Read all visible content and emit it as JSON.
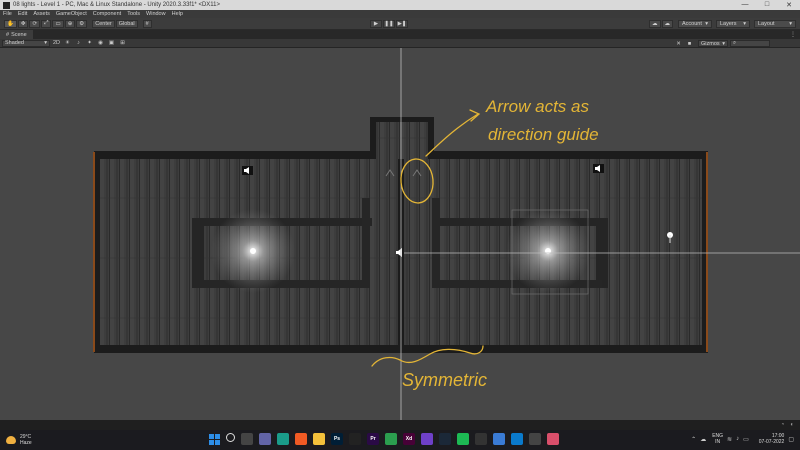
{
  "window": {
    "title": "08 lights - Level 1 - PC, Mac & Linux Standalone - Unity 2020.3.33f1* <DX11>",
    "controls": [
      "—",
      "□",
      "✕"
    ]
  },
  "menu": [
    "File",
    "Edit",
    "Assets",
    "GameObject",
    "Component",
    "Tools",
    "Window",
    "Help"
  ],
  "toolbar": {
    "tools": [
      "hand-tool",
      "move-tool",
      "rotate-tool",
      "scale-tool",
      "rect-tool",
      "transform-tool",
      "custom-tool"
    ],
    "pivot_label": "Center",
    "space_label": "Global",
    "play_controls": [
      "▶",
      "❚❚",
      "▶❚"
    ],
    "account_label": "Account",
    "layers_label": "Layers",
    "layout_label": "Layout"
  },
  "scene": {
    "tab_label": "Scene",
    "shading_mode": "Shaded",
    "mode_2d_label": "2D",
    "gizmos_label": "Gizmos",
    "search_placeholder": "All"
  },
  "annotations": {
    "arrow_note_line1": "Arrow acts as",
    "arrow_note_line2": "direction guide",
    "symmetric_note": "Symmetric",
    "annotation_color": "#e3b536"
  },
  "taskbar": {
    "weather_temp": "29°C",
    "weather_desc": "Haze",
    "apps": [
      {
        "name": "windows-start",
        "label": "",
        "color": "#2d8ee8"
      },
      {
        "name": "search",
        "label": "",
        "color": "#1b1b1f"
      },
      {
        "name": "task-view",
        "label": "",
        "color": "#444"
      },
      {
        "name": "teams",
        "label": "",
        "color": "#6264a7"
      },
      {
        "name": "edge",
        "label": "",
        "color": "#1a9b8a"
      },
      {
        "name": "brave",
        "label": "",
        "color": "#f05a24"
      },
      {
        "name": "file-explorer",
        "label": "",
        "color": "#f3c03b"
      },
      {
        "name": "photoshop",
        "label": "Ps",
        "color": "#001e36"
      },
      {
        "name": "unity",
        "label": "",
        "color": "#222"
      },
      {
        "name": "premiere",
        "label": "Pr",
        "color": "#2a0a46"
      },
      {
        "name": "chrome",
        "label": "",
        "color": "#2b9d4f"
      },
      {
        "name": "xd",
        "label": "Xd",
        "color": "#470137"
      },
      {
        "name": "github",
        "label": "",
        "color": "#6e40c9"
      },
      {
        "name": "steam",
        "label": "",
        "color": "#1b2838"
      },
      {
        "name": "spotify",
        "label": "",
        "color": "#1db954"
      },
      {
        "name": "epic-games",
        "label": "",
        "color": "#333"
      },
      {
        "name": "app-blue",
        "label": "",
        "color": "#3a7bd5"
      },
      {
        "name": "visual-studio-code",
        "label": "",
        "color": "#0a7acc"
      },
      {
        "name": "unity-hub",
        "label": "",
        "color": "#444"
      },
      {
        "name": "snipping-tool",
        "label": "",
        "color": "#d94f6b"
      }
    ],
    "language": "ENG",
    "region": "IN",
    "time": "17:00",
    "date": "07-07-2022"
  },
  "colors": {
    "viewport_bg": "#474747",
    "wall": "#1c1c1c",
    "floor": "#3b3b3b",
    "light_glow": "#ffffff",
    "annotation": "#e3b536"
  }
}
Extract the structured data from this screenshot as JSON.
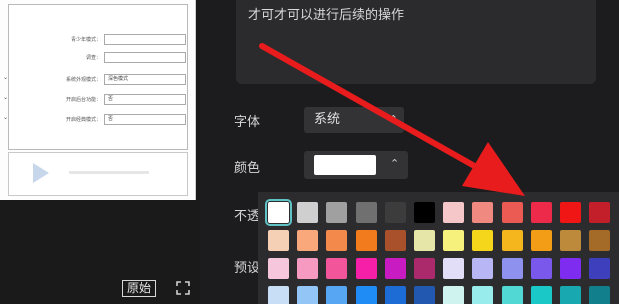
{
  "preview": {
    "form_rows": [
      {
        "label": "青少年模式：",
        "value": ""
      },
      {
        "label": "调查：",
        "value": ""
      },
      {
        "label": "系统外观模式：",
        "value": "深色模式"
      },
      {
        "label": "开启后台功能：",
        "value": "否"
      },
      {
        "label": "开启经典模式：",
        "value": "否"
      }
    ],
    "original_button": "原始",
    "icons": {
      "expand": "expand-icon"
    }
  },
  "panel": {
    "text_content": "才可才可以进行后续的操作",
    "font_label": "字体",
    "font_value": "系统",
    "color_label": "颜色",
    "color_value": "#ffffff",
    "partial_label_1": "不透",
    "partial_label_2": "预设"
  },
  "palette": {
    "rows": [
      [
        "#ffffff",
        "#cfcfcf",
        "#a0a0a0",
        "#707070",
        "#3c3c3c",
        "#000000",
        "#f6c7c9",
        "#f0897f",
        "#ec5a54",
        "#ee2a4b",
        "#f01616",
        "#c21f2b"
      ],
      [
        "#f6d0b4",
        "#f8a87a",
        "#f38a4c",
        "#f27b1d",
        "#a8512b",
        "#e6e6a8",
        "#f6f07c",
        "#f6d61b",
        "#f4b51d",
        "#f39d16",
        "#bd8a3c",
        "#a36a28"
      ],
      [
        "#f6c7dc",
        "#f69ac2",
        "#f2559a",
        "#f61fa8",
        "#c81bc2",
        "#aa2a6b",
        "#e2def8",
        "#b8b6f4",
        "#8e92ee",
        "#7a58ec",
        "#7e2cf0",
        "#3d3fbd"
      ],
      [
        "#c7def6",
        "#93c6f6",
        "#56a6f4",
        "#1e8cf4",
        "#1d6bd4",
        "#2258b0",
        "#cff4f0",
        "#98ecec",
        "#51d8d4",
        "#1ac8c8",
        "#17a8b0",
        "#12808c"
      ]
    ],
    "selected": "#ffffff"
  },
  "annotation": {
    "color": "#e81c1c"
  }
}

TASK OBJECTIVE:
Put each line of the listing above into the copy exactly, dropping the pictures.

TASK SOLUTION:
Read all visible content and emit it as JSON.
{
  "window": {
    "title": "08 lights - Level 1 - PC, Mac & Linux Standalone - Unity 2020.3.33f1* <DX11>",
    "controls": [
      "—",
      "□",
      "✕"
    ]
  },
  "menu": [
    "File",
    "Edit",
    "Assets",
    "GameObject",
    "Component",
    "Tools",
    "Window",
    "Help"
  ],
  "toolbar": {
    "tools": [
      "hand-tool",
      "move-tool",
      "rotate-tool",
      "scale-tool",
      "rect-tool",
      "transform-tool",
      "custom-tool"
    ],
    "pivot_label": "Center",
    "space_label": "Global",
    "play_controls": [
      "▶",
      "❚❚",
      "▶❚"
    ],
    "account_label": "Account",
    "layers_label": "Layers",
    "layout_label": "Layout"
  },
  "scene": {
    "tab_label": "Scene",
    "shading_mode": "Shaded",
    "mode_2d_label": "2D",
    "gizmos_label": "Gizmos",
    "search_placeholder": "All"
  },
  "annotations": {
    "arrow_note_line1": "Arrow acts as",
    "arrow_note_line2": "direction guide",
    "symmetric_note": "Symmetric",
    "annotation_color": "#e3b536"
  },
  "taskbar": {
    "weather_temp": "29°C",
    "weather_desc": "Haze",
    "apps": [
      {
        "name": "windows-start",
        "label": "",
        "color": "#2d8ee8"
      },
      {
        "name": "search",
        "label": "",
        "color": "#1b1b1f"
      },
      {
        "name": "task-view",
        "label": "",
        "color": "#444"
      },
      {
        "name": "teams",
        "label": "",
        "color": "#6264a7"
      },
      {
        "name": "edge",
        "label": "",
        "color": "#1a9b8a"
      },
      {
        "name": "brave",
        "label": "",
        "color": "#f05a24"
      },
      {
        "name": "file-explorer",
        "label": "",
        "color": "#f3c03b"
      },
      {
        "name": "photoshop",
        "label": "Ps",
        "color": "#001e36"
      },
      {
        "name": "unity",
        "label": "",
        "color": "#222"
      },
      {
        "name": "premiere",
        "label": "Pr",
        "color": "#2a0a46"
      },
      {
        "name": "chrome",
        "label": "",
        "color": "#2b9d4f"
      },
      {
        "name": "xd",
        "label": "Xd",
        "color": "#470137"
      },
      {
        "name": "github",
        "label": "",
        "color": "#6e40c9"
      },
      {
        "name": "steam",
        "label": "",
        "color": "#1b2838"
      },
      {
        "name": "spotify",
        "label": "",
        "color": "#1db954"
      },
      {
        "name": "epic-games",
        "label": "",
        "color": "#333"
      },
      {
        "name": "app-blue",
        "label": "",
        "color": "#3a7bd5"
      },
      {
        "name": "visual-studio-code",
        "label": "",
        "color": "#0a7acc"
      },
      {
        "name": "unity-hub",
        "label": "",
        "color": "#444"
      },
      {
        "name": "snipping-tool",
        "label": "",
        "color": "#d94f6b"
      }
    ],
    "language": "ENG",
    "region": "IN",
    "time": "17:00",
    "date": "07-07-2022"
  },
  "colors": {
    "viewport_bg": "#474747",
    "wall": "#1c1c1c",
    "floor": "#3b3b3b",
    "light_glow": "#ffffff",
    "annotation": "#e3b536"
  }
}
Extract the structured data from this screenshot as JSON.
{
  "preview": {
    "form_rows": [
      {
        "label": "青少年模式：",
        "value": ""
      },
      {
        "label": "调查：",
        "value": ""
      },
      {
        "label": "系统外观模式：",
        "value": "深色模式"
      },
      {
        "label": "开启后台功能：",
        "value": "否"
      },
      {
        "label": "开启经典模式：",
        "value": "否"
      }
    ],
    "original_button": "原始",
    "icons": {
      "expand": "expand-icon"
    }
  },
  "panel": {
    "text_content": "才可才可以进行后续的操作",
    "font_label": "字体",
    "font_value": "系统",
    "color_label": "颜色",
    "color_value": "#ffffff",
    "partial_label_1": "不透",
    "partial_label_2": "预设"
  },
  "palette": {
    "rows": [
      [
        "#ffffff",
        "#cfcfcf",
        "#a0a0a0",
        "#707070",
        "#3c3c3c",
        "#000000",
        "#f6c7c9",
        "#f0897f",
        "#ec5a54",
        "#ee2a4b",
        "#f01616",
        "#c21f2b"
      ],
      [
        "#f6d0b4",
        "#f8a87a",
        "#f38a4c",
        "#f27b1d",
        "#a8512b",
        "#e6e6a8",
        "#f6f07c",
        "#f6d61b",
        "#f4b51d",
        "#f39d16",
        "#bd8a3c",
        "#a36a28"
      ],
      [
        "#f6c7dc",
        "#f69ac2",
        "#f2559a",
        "#f61fa8",
        "#c81bc2",
        "#aa2a6b",
        "#e2def8",
        "#b8b6f4",
        "#8e92ee",
        "#7a58ec",
        "#7e2cf0",
        "#3d3fbd"
      ],
      [
        "#c7def6",
        "#93c6f6",
        "#56a6f4",
        "#1e8cf4",
        "#1d6bd4",
        "#2258b0",
        "#cff4f0",
        "#98ecec",
        "#51d8d4",
        "#1ac8c8",
        "#17a8b0",
        "#12808c"
      ]
    ],
    "selected": "#ffffff"
  },
  "annotation": {
    "color": "#e81c1c"
  }
}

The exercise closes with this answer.